* What the task requires
The answer must be the full listing, reproduced without any change.

* Supplied entries
_____

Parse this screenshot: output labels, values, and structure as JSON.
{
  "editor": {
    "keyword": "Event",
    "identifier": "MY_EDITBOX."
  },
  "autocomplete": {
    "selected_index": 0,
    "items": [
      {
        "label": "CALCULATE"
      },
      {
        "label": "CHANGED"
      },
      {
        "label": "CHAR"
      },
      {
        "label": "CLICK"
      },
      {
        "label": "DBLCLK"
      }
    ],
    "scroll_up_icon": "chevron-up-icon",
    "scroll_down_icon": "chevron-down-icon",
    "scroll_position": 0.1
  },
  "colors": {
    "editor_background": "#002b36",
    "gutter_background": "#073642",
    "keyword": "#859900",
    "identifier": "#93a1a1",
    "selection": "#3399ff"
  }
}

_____

* Response box
Parse this screenshot: output labels, values, and structure as JSON.
{
  "editor": {
    "keyword": "Event",
    "identifier": "MY_EDITBOX."
  },
  "autocomplete": {
    "selected_index": 0,
    "items": [
      {
        "label": "CALCULATE"
      },
      {
        "label": "CHANGED"
      },
      {
        "label": "CHAR"
      },
      {
        "label": "CLICK"
      },
      {
        "label": "DBLCLK"
      }
    ],
    "scroll_up_icon": "chevron-up-icon",
    "scroll_down_icon": "chevron-down-icon",
    "scroll_position": 0.1
  },
  "colors": {
    "editor_background": "#002b36",
    "gutter_background": "#073642",
    "keyword": "#859900",
    "identifier": "#93a1a1",
    "selection": "#3399ff"
  }
}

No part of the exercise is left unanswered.